Have you ever tried to lose weight, only to find that there isn’t a single diet or exercise plan that helps?
Every time you stand on the scale, you feel like crying because the number hasn’t shifted in weeks.
You’re frustrated, overweight in all the wrong places and fresh out of ideas.
You’re not alone. I was stuck in this situation a few years ago.
It took a mix of self-diagnosis and trips to the the doctor to work out that I had Insulin Resistance. Mine was probably brought on by my existing PCOS (Polycystic Ovary Syndrome), and has stuck around for years, like an uninvited guest who gatecrashes your birthday party and won’t leave.
However, I’m beginning to successfully deal with it and want to teach you how to do the same.
Let’s start by covering some facts about Insulin Resistance you need to know.
1. What is Insulin Resistance?
Insulin Resistance is linked to inflammation of the body and occurs when the body doesn’t use the insulin it produces properly.
Due to this inability to use insulin effectively, glucose builds up in the blood, instead of being used by your body’s cells.
2. Cytokines Cause Insulin Resistance
When you’re overweight, especially if you’re pre-diabetic or have Type 2 Diabetes, the body’s immune system releases Cytokines (cell signaling molecules). These Cytokines are thought to interrupt the action of insulin in your body.
As a result, your body becomes less sensitive to the insulin that you produce, causing Insulin Resistance.
3. Insulin Resistance Has Several Symptoms
Insulin Resistance can be hard to spot, without seeing a Doctor, but there are a few symptoms you should look for:
Strange weight gain, especially around your middle, accompanied by an inability to lose weight
Difficulty with thinking and concentrating (A.K.A Brain Fog)
If your Insulin Resistance eventually develops into Prediabetes or Type 2 Diabetes (like mine did), then additional symptoms can include:
Higher Blood Glucose readings
Diabetic symptoms, like frequent urination (Polyuria), thirst (Polydipsia), genital itching and nausea
4. Complications of Insulin Resistance
Unfortunately, Insulin Resistance doesn’t just cause the complications of prediabetes and Type 2 Diabetes.
It can also lead to a range of other complications, including:
Heart disease (as a result of damage to the heart and blood vessels from high blood sugar and insulin levels)
Death (due to related complications caused by Insulin Resistance)
5. Insulin Resistance Affects Many People
Now that you know more about Insulin Resistance, you may still be thinking you don’t stand a chance of developing it.
I thought the same way too, but I was wrong. Insulin Resistance is actually quite common.
If you’re pre – diabetic or Type 2 Diabetic, there’s a good chance you already have it, according to the National Institute of Diabetes and Digestive and Kidney Diseases (NIDKK).
In the UK alone, 3.9 million people are diabetic, with 90% of these people (3.5 million) suffering from Type 2 Diabetes.

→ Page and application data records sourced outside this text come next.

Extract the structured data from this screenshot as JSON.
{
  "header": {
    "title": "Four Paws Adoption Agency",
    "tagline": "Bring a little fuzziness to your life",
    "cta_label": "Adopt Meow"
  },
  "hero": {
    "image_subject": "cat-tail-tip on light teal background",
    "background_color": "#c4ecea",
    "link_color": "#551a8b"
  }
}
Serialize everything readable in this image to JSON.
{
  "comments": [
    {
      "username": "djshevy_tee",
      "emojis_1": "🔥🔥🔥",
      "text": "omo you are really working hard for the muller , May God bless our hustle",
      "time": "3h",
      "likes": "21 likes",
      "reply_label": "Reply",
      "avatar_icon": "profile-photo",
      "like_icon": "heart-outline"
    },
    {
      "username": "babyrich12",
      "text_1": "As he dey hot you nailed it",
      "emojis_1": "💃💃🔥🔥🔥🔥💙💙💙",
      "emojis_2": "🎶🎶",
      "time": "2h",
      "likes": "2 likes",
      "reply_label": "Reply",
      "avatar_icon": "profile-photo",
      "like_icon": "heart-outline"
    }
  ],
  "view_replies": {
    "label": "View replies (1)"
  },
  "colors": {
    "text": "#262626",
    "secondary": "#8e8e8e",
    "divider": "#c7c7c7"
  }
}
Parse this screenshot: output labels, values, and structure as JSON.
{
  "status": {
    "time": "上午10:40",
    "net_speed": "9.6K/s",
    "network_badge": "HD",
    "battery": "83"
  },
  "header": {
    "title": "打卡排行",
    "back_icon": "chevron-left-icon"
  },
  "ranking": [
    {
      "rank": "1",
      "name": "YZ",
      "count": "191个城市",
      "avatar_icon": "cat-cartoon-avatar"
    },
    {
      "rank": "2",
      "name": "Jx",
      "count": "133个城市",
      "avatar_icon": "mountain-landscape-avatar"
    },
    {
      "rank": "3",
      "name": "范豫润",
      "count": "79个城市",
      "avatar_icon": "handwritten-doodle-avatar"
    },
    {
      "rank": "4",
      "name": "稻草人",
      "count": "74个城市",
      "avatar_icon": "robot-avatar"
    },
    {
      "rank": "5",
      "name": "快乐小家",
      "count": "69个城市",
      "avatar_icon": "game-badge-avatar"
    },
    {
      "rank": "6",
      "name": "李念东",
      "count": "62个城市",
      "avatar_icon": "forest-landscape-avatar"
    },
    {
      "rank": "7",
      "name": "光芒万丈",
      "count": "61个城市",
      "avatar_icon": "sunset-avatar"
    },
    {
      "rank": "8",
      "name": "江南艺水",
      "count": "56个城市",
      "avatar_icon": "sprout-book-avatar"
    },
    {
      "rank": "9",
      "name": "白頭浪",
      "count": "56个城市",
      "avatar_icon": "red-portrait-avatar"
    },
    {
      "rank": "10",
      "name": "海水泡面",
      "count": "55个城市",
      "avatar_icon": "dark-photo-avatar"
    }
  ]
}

Even if just 35% of these Type 2 Diabetics had Insulin Resistance, that’s a total of 1.225 million.
And this doesn’t include the millions of people who don’t know that they are diabetic yet.
How to Treat Insulin Resistance
Now that you’re armed with extra facts about Insulin Resistance, you can start treating it. Depending on your own preferences, there are a few ways you can start to reverse its effects.
1. Take Medication
If you head to your nearest Doctor, they are likely to prescribe insulin-sensitising medication like Metformin (Glucophage) to help you on your journey to weightloss.
Drugs like Metformin can be effective, but do also have side effects like nausea, vomiting and a metallic taste in your mouth.
Whether you want to take medication to treat your Insulin Resistance will depend on what you’re comfortable with.
2. Try Fasting
Fasting is something people often have mixed feelings about. Despite many people’s aversion to it, fasting can be used to effectively treat Insulin Resistance.
I recently read a book called The Obesity Code, by Dr. Jason Fung. This, combined with his website Intensive Dietary Management, taught me so much about how Insulin Resistance and Type 2 Diabetes work, and how fasting can be used to combat the effect of Insulin Resistance on weight loss. He has plenty of legitimate medical knowledge and research to back up his advice, which makes for interesting reading.
3. Change Your Lifestyle
Whether you try fasting, or not, it’s important to change your lifestyle. Try eating a low – carb diet and exercise regularly too.
I’ve found, after lots of trial and error, that a diet low in carbohydrate, combined with fasting and going to the gym has consistently lowered my blood glucose readings and helped me lose weight, despite Insulin Resistance.
Insulin Resistance can be a pain to deal with but the facts and information in this post will help you to fight it.
I’m well on my way towards better health thanks to the information I’ve been able to find and implement, so I know that you’ll be able to do the same.
Today’s guest poster is Hayley Jeffery. She is a freelance writer for hire. As a Type 2 Diabetic and fully qualified Health and Social Care Worker, she is passionate about helping others to improve their health and to get the most out of life. You can connect with her on Twitter.